A little-known fact about Salem is that it has a top-notch park system. After wandering around downtown, we pedaled over to Bush’s Pasture Park, a 90-acre park located among the city’s tonier southeastern neighborhoods. If you want to blend in with the locals, this is the place. Everyone uses this fine greenspace. There are paved paths throughout for bikers and walkers, but it also has a gravel running path ringing its perimeter. You’ll find a slope for soapbox derby-ers, a rose garden, people playing football, people chasing Frisbees, seniors taking power walks and pet owners walking their pups. But within minutes you’ll realize that the squirrels run the show. They’re everywhere. It’s their park; they just let people play in it.
After a day exploring Salem’s parks — and three days of biking — we figured we’d earned some screen time. As fate would have it, there was terrific theater, the Salem Cinema, located only a mile from our hotel. It solely screens independent and foreign releases.

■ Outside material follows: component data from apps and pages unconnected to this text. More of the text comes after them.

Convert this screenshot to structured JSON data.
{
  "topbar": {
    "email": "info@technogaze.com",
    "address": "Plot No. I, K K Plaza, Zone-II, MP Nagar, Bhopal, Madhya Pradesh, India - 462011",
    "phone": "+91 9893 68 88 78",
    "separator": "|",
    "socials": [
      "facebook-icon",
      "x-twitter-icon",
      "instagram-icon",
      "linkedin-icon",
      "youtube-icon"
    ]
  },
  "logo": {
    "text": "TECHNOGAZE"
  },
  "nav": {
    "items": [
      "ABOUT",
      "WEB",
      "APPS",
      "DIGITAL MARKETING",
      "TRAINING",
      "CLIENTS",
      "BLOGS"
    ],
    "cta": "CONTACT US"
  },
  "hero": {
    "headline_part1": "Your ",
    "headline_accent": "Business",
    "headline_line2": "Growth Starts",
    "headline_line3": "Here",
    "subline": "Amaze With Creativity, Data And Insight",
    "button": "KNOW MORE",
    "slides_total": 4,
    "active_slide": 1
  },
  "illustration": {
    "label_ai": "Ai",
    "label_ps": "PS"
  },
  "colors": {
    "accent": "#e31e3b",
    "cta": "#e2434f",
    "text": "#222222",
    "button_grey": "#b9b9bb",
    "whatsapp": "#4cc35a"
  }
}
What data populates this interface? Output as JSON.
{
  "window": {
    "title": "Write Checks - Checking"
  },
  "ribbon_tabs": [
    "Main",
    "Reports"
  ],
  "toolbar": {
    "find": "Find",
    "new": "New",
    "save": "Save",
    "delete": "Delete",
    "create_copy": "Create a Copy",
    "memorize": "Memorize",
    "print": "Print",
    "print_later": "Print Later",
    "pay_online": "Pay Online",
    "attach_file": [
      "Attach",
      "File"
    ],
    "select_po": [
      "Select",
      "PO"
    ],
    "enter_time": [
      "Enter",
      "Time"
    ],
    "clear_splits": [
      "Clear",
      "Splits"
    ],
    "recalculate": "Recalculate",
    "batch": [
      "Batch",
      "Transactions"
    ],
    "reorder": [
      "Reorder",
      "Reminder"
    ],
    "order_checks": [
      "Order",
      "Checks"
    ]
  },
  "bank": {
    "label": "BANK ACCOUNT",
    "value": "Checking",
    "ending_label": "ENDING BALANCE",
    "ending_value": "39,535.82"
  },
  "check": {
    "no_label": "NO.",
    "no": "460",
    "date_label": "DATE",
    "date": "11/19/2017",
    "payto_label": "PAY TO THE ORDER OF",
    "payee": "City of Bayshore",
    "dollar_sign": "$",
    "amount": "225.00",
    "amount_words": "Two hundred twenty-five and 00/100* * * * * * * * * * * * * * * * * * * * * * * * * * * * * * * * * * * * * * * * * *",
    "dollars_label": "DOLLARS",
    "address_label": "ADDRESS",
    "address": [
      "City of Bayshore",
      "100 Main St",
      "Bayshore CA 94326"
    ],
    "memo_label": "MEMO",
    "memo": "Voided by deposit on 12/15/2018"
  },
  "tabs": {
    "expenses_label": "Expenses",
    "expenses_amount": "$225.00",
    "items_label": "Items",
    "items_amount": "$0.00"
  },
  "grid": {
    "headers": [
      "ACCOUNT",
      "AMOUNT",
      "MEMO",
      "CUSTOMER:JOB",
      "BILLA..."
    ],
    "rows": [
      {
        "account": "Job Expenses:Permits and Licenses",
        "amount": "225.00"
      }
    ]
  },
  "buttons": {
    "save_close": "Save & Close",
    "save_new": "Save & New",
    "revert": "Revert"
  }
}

After the credits rolled, our options for a dinner and nightcap were many: Cristo’s, an unfussy but solid pizza joint, is located across the street from the cinema. So is Barrel & Keg, a beer and wine taphouse where you can snack on food prepared at on-site food carts. Right downtown is another favorite spot among locals, Archive Coffee & Bar, which stirs up some of the city’s finest drinks.
But we took a cue from state legislators and headed back to the Grand Hotel. It’s home to Bentley’s Grill, the sleek restaurant favored by local and state officials when they’re power lunching with visiting dignitaries. Visiting dignitaries we were not, but it was a classy spot to rest our legs for our final night in the valley. The next day, the train would whisk us back to Portland in less than an hour, but this was a night for savoring — the melty Bentley burger, the bottles of Willamette Valley pinot and absolutely no need for a designated driver.
(Photos from top: Portland’s Union Station photo by Design Pics Inc / Alamy Stock Photo; bike by Violeta Rubiani; courtesy of Ninkasi Brewing Company; chickens by Violeta Rubiani; courtesy of Marché; courtesy of the Albany Antique Mall; Vault 244 by Violeta Rubiani; Deepwood Estate by Ron Cooper; courtesy of Bentley’s Grill)